If the victim does not work, where are they supposed to go?? How do they leave with themselves and their kids safe. Getting an order for protection sounds great, yet nothing will be done “unless an event happens.”

Then there is the legal side. Lawyers are expensive and require retainers that are astronomical. App the ones cared about when I left was their $400 an hour. How can they sleep at night knowing that they could make a difference??

Some lawyers will go so far as discouraging the victim to stay. Please show some empathy and less judgement. Call if you here something concerning. Silence could be fatal.

Complex PTSD Changed Me

This post is one that those in the field of psychology debate. To me, the belief that your trauma is what you make of it is complete crap. What happened to me has altered the way that I view the world. Innocuous activities become a source of panics and flashbacks.

One of my main issues is trusting each people. Throughout my life, people have revolved according to what my abuser needed. My abuser caused me to fear the people and places around me. That began at age 3. A 3 year old believes their caregiver. By believing, I was scared that if we were out someone was going to take me or hurt me.

Being touched was painful. No was not a word that was respected or listened too. Obedience was necessary to survive. Even if that meant pain. Eventually, I just inherintly knew was expected of me. I followed knowing that I did not have a choice. To the day, I cannot even pick out a place to eat or answer what my favorite color is because that was drilled into me.

Noncustodial Mother’s Day

2007 was the last year that I was able to wake up with my kids. Little did I know, how tough the following years were going to be.

My ex’s parents did not have a care when it came to money or how much they spent. They were going to spend every penny it took to get my children away from me.

As most custodial parents, something was used against me. In my case it was my mental illness. Without adequate representation, I thought that if I could just show the court that I had taken care of my kids at home for 6 years that it would make a difference.

Except, I did not get a say. Within minutes. I was granted 60 +/- overnights a year. Even then, I did not expect the agreement to not be followed.

Over the years, I have repeatedly been taken back to court. If I need to go into the hospital for my mental health, I need to jump through all of the hoops to see my kids again.

This Mother’s Day is especially difficult.
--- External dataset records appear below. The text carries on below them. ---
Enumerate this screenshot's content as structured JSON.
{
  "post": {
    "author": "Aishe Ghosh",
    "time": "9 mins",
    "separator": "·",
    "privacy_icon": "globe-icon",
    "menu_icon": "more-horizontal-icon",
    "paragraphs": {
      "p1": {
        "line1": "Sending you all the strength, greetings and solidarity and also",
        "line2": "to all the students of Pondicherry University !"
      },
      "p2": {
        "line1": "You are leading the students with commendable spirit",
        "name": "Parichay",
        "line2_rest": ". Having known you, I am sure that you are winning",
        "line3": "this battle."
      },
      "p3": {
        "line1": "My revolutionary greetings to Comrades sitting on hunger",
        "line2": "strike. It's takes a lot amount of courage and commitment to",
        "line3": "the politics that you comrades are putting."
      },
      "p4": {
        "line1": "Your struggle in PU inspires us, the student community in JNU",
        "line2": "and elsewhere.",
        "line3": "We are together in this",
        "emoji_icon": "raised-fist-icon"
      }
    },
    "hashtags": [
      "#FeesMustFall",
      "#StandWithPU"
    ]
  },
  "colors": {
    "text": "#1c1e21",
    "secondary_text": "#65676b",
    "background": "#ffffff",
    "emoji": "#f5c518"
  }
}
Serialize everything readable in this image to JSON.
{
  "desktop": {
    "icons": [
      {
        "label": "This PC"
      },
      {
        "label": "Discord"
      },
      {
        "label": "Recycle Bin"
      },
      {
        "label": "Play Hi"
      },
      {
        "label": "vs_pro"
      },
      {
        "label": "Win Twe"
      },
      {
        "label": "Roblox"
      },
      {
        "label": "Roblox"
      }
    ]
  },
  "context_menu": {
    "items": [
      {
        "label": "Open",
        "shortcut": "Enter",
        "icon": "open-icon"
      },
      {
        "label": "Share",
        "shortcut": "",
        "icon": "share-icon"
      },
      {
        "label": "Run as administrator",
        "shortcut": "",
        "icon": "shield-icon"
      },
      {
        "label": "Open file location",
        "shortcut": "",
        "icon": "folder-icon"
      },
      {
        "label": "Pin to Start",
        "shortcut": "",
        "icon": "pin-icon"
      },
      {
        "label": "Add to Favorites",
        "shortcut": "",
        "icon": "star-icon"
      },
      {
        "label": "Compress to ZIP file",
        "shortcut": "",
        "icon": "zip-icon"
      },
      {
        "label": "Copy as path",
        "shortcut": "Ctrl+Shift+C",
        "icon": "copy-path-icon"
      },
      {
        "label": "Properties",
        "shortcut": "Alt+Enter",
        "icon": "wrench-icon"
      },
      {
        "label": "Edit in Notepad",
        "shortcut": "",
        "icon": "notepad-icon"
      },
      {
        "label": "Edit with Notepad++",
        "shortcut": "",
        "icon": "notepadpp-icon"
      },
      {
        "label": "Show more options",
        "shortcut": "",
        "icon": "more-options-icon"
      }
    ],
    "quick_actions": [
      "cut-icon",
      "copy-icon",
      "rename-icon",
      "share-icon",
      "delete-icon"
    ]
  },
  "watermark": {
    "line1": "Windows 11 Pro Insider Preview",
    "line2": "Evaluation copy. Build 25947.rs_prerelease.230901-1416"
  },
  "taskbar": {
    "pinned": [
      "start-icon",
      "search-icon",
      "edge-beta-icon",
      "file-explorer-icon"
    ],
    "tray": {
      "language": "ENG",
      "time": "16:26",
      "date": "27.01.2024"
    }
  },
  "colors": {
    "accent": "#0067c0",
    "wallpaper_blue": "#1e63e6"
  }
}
My oldest son believes everything that his father says, even if there is evidence to refute it. My youngest has taken the path of least resistance. That means not seeing me. My middle child who will turn 28’this year still sees me. He has always analyzed things around him and is neutral.

In 2007, I never believed that one day they would all be 18. That seemed so far away. I hope that my other two children will come to question their father, yet it may not happen in my lifetime. I love them and I always will. I have learned to appreciate every hug goodbye and every I Love you at the end of a text.

For those struggling today, we are out here and you are not alone. We feel the pain that comes with what you and those alike are going through. You are as much a mom as anyone else.

Don’t Take No!!

For years, I have been fighting the insurance for treatment that would help my C-ptsd. Finally, I received the letter from the insurance today that I can officially get the treatment I need without driving 2 hours or more.

I do not want to stop here. I am hoping that my new therapist will help me or an internet savvy person will help me to start a website. Someplace where people can go with this diagnosis to share resources. Where providers who may be willing to provide treatment pro Bono or on a reasonable sliding scale can meet potential patients.

Something has to change. There needs to be more awareness about this illness. Mote patients that do not keep taking the revolving door in and out of the psychiatric unit. Patients who are over medicated. Things need to change and I have a passion to do all I possibly can.